“For the most part I do believe that masking is political theater,” she said. “I just think it’s a lot of politics… How long do we have to keep waiting? … The goal posts are constantly being changed, and that’s the problem, and that’s the point I’m trying to prove.”
Although case numbers at the time of the Dec. 21 meeting hadn’t yet exploded to the record levels that are currently being reported throughout the state and around the country, they were already trending upward; part of a well-documented new surge which prompted various speakers to implore the board not to make any abrupt changes.
Dr. Justin Psaila, Chair of Medicine at St. Luke’s University Health Network and a Center Valley resident, called the idea of removing a mask mandate in the middle of the latest surge “ludicrous.” He also blasted those on the board who had called the meeting, saying that their effort to remove health safeguards was akin to him calling police to complain about the noise from sirens as homes burned across the street from his and around town.
Another outspoken advocate in favor of keeping the mandate in place at least until January was Southern Lehigh teacher Matt Greenawald, who said claims that most kids aren’t wearing masks properly or at all in classes are false.

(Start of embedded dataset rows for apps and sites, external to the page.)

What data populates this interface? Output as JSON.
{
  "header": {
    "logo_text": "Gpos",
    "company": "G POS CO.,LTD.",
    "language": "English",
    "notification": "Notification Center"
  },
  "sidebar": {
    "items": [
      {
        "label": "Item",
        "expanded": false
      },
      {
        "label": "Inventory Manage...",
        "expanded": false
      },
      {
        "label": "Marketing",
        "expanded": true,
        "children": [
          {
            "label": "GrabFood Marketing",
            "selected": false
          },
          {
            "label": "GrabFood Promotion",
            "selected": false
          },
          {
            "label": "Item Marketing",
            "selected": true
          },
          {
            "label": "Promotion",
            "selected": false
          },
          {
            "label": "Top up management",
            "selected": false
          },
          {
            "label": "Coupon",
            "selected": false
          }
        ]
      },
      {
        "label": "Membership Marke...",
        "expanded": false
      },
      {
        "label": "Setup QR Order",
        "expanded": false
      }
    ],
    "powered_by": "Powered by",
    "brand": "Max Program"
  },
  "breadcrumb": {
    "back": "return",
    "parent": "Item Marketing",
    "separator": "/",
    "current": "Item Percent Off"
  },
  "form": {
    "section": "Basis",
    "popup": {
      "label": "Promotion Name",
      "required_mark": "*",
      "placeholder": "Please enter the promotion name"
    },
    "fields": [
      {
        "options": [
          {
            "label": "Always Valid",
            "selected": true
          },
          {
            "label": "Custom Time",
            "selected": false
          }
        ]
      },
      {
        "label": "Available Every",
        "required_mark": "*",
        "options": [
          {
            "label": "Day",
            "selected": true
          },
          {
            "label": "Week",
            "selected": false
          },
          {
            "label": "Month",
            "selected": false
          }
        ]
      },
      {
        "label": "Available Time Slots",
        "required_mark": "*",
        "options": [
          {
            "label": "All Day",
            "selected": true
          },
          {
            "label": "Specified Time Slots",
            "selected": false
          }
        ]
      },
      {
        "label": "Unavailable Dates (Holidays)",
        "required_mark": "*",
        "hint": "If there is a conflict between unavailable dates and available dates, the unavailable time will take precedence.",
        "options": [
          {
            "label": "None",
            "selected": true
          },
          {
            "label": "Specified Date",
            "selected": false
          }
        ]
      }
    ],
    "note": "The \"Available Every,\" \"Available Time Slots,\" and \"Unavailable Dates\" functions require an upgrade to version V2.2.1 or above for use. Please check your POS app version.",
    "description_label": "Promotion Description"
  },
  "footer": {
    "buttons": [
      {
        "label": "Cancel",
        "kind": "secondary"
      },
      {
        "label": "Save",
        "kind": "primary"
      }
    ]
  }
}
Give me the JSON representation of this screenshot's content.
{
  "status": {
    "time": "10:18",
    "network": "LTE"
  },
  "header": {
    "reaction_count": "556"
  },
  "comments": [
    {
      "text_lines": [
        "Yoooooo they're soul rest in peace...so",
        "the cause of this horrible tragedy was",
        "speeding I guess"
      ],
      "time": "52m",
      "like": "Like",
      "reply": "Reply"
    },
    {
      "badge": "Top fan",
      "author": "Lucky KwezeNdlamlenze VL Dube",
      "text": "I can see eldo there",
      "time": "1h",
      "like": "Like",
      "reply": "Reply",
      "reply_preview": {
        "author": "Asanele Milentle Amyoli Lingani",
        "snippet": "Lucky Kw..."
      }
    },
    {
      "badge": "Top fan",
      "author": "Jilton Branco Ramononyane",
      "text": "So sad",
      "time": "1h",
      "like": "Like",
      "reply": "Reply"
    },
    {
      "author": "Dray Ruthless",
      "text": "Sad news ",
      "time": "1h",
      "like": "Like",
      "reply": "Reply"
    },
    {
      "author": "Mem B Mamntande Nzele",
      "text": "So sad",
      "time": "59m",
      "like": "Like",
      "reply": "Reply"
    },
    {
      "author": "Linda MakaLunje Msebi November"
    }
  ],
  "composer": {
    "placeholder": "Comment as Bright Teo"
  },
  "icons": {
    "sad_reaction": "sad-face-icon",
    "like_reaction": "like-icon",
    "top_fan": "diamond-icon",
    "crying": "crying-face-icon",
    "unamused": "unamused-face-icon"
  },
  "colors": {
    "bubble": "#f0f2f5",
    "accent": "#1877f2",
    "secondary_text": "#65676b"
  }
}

In fact, he said many students keep their masks on even during recess because they have a desire to “follow the rules.”
Turning around, he gazed out across the cafeteria at numerous maskless meeting attendees before turning back to the board and saying, “I find it appalling that I look out at this audience tonight and so many people can’t do that,” he said of wearing a mask.
“Over the past couple days we have had a ton of emails from the community,” board member Kyle Gangewere said, noting that many had come from doctors.
Gangewere said she’d heard from only two doctors who don’t support mandatory masking in schools, “one of them here.”
“I don’t know what we’re doing questioning (the advice of most doctors),” she added.
The board members who voted in favor of keeping the district’s mask mandate in place at least until their Jan. 11 meeting were Maund, Gangewere, Dimmig, William Lycett, Emily Gehman and Priya Sareen, who is also a medical doctor.
In explaining their votes, several board members referred to the nearby Nazareth Area School District’s recent shift to a “mask-optional” policy, which led to a surge in cases, as well as a spike in cases that forced Bethlehem Area Catholic High School–which also ended mandatory masking–to shift from in-classroom education to virtual learning.
More information about COVID is available from the Pennsylvania Department of Health, the U.S. Centers for Disease Control and local health care providers, including St. Luke’s University Health Network, which has a coronavirus hotline at 1-866-STLUKES.
Numerous new case records have been set this week in Pennsylvania, with the Department of Health confirming more than 20,000 new cases on Thursday, Dec. 30 alone; a number that shattered a new record set just two days earlier.
Meanwhile, many pharmacies and grocery stores are advertising the fact that they are sold out of COVID-19 testing supplies, which is leading to long lines at testing sites.
“Fully vaccinated and boosted individuals with mild non-progressive Covid symptoms such as a runny nose do not need to go to a hospital emergency department or urgent care center,” St. Luke’s University Health Network officials noted in their news release Friday. “Individuals experiencing more serious Covid symptoms such as difficulty breathing, sustained high fever, confusion or the inability to maintain adequate hydration should seek medical attention, and for such individuals a visit to a hospital emergency department or urgent care center may be appropriate.”
Jahre also noted that people who go to a hospital emergency department or urgent care location may experience longer wait times because of the ongoing surge in Covid-19 Omicron cases.
“We ask people to be respectful to our staff, who are working diligently under very challenging circumstances,” he said.